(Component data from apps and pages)
----
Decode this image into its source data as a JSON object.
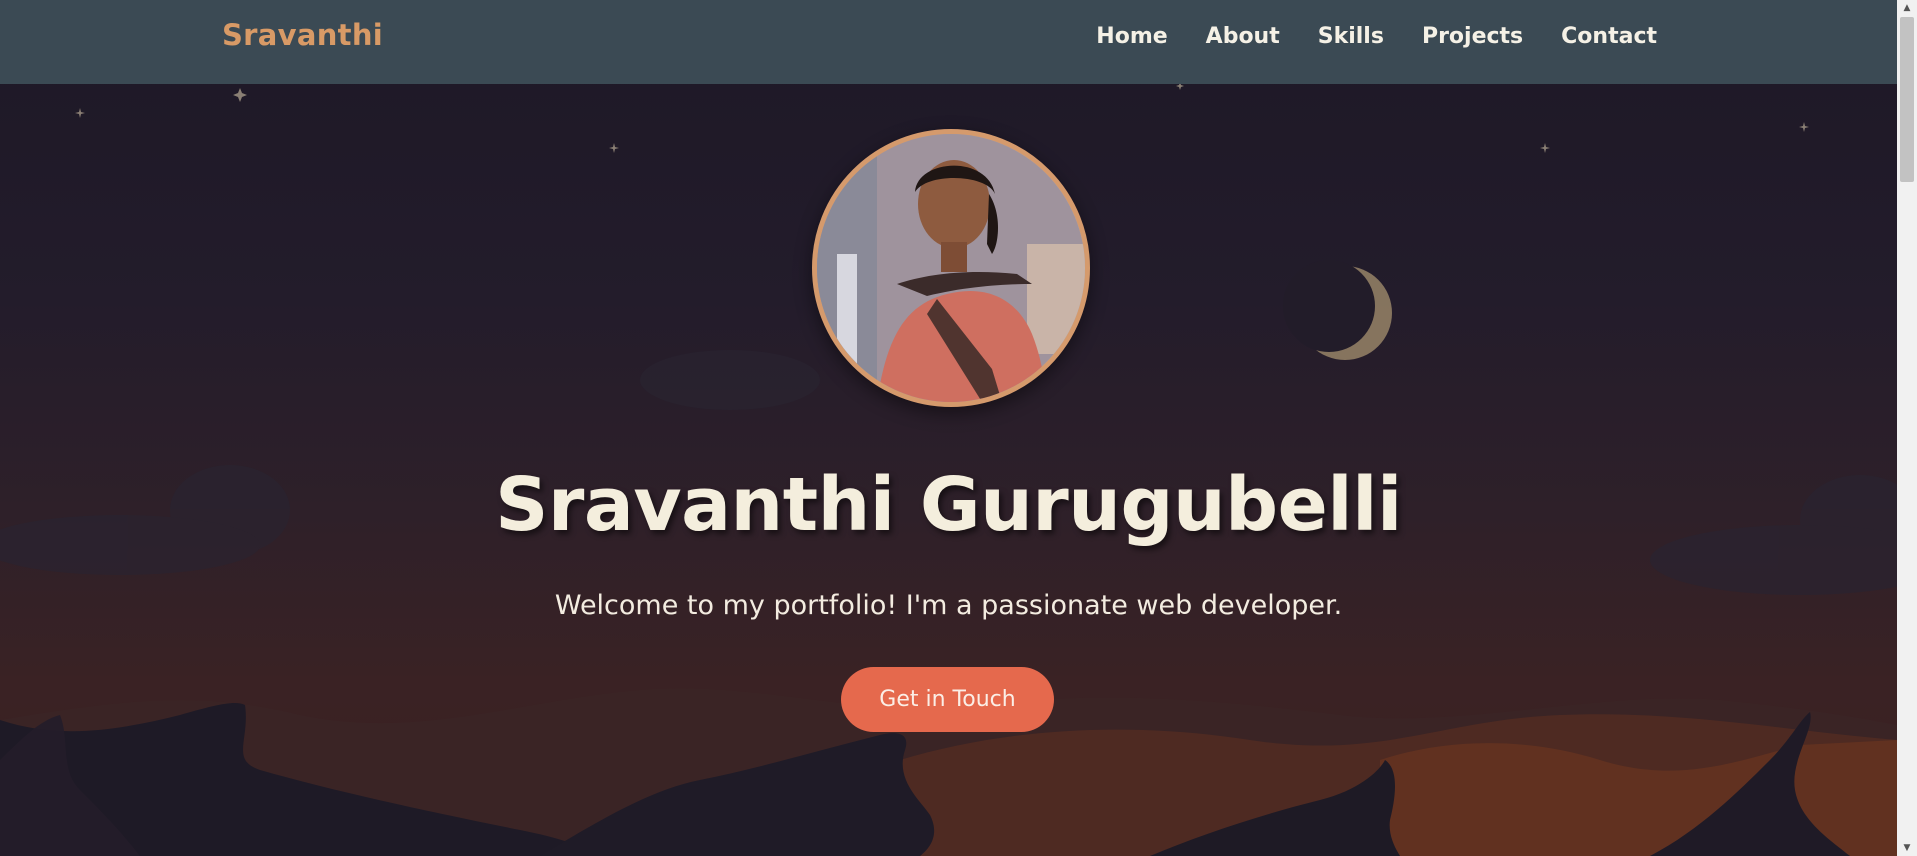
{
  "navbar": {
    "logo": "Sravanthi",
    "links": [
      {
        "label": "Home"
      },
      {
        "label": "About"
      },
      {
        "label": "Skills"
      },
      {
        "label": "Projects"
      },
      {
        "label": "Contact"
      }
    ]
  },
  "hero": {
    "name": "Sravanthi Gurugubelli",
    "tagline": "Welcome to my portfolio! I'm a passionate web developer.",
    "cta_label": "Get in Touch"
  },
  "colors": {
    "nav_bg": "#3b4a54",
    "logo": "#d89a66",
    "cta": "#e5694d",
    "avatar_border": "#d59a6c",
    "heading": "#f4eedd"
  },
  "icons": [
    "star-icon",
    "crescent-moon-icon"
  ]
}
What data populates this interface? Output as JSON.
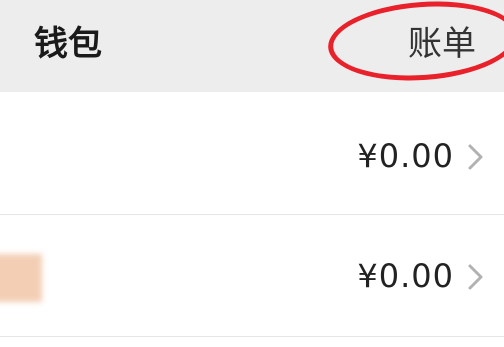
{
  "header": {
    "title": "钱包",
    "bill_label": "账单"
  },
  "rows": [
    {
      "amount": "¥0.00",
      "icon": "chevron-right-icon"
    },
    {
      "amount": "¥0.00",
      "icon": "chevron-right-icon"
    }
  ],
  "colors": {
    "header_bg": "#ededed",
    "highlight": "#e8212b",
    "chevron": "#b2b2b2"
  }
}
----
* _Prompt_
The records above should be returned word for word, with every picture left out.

* _Written answer_
Decode this image into its source data as a JSON object.
{
  "navbar": {
    "logo": "Sravanthi",
    "links": [
      {
        "label": "Home"
      },
      {
        "label": "About"
      },
      {
        "label": "Skills"
      },
      {
        "label": "Projects"
      },
      {
        "label": "Contact"
      }
    ]
  },
  "hero": {
    "name": "Sravanthi Gurugubelli",
    "tagline": "Welcome to my portfolio! I'm a passionate web developer.",
    "cta_label": "Get in Touch"
  },
  "colors": {
    "nav_bg": "#3b4a54",
    "logo": "#d89a66",
    "cta": "#e5694d",
    "avatar_border": "#d59a6c",
    "heading": "#f4eedd"
  },
  "icons": [
    "star-icon",
    "crescent-moon-icon"
  ]
}
What data populates this interface? Output as JSON.
{
  "header": {
    "title": "钱包",
    "bill_label": "账单"
  },
  "rows": [
    {
      "amount": "¥0.00",
      "icon": "chevron-right-icon"
    },
    {
      "amount": "¥0.00",
      "icon": "chevron-right-icon"
    }
  ],
  "colors": {
    "header_bg": "#ededed",
    "highlight": "#e8212b",
    "chevron": "#b2b2b2"
  }
}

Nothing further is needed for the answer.